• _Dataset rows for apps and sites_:

#####

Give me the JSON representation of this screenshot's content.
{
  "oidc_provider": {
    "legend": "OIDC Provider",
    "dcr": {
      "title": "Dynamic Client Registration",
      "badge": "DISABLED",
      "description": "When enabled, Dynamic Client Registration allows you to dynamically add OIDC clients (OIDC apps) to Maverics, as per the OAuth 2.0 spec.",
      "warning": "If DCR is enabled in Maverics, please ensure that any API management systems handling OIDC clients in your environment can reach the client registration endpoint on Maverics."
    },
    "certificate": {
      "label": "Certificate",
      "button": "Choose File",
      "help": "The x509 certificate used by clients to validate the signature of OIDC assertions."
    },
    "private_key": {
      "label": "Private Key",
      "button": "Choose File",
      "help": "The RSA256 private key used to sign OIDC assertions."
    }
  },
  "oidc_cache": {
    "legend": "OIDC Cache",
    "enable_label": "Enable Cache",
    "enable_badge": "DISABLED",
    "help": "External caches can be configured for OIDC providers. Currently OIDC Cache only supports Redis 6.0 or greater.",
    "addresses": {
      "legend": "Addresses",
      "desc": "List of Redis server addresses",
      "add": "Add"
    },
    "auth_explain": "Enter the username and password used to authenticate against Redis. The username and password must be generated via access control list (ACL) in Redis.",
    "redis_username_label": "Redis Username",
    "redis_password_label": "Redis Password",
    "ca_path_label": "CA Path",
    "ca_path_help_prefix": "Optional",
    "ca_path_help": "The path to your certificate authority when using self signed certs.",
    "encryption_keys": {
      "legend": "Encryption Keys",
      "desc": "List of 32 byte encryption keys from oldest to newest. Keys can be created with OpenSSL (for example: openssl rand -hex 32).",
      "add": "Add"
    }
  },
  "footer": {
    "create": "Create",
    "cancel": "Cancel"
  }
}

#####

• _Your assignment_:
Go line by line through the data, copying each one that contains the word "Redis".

• _Your response_:
    "help": "External caches can be configured for OIDC providers. Currently OIDC Cache only supports Redis 6.0 or greater.",
      "desc": "List of Redis server addresses",
    "auth_explain": "Enter the username and password used to authenticate against Redis. The username and password must be generated via access control list (ACL) in Redis.",
    "redis_username_label": "Redis Username",
    "redis_password_label": "Redis Password",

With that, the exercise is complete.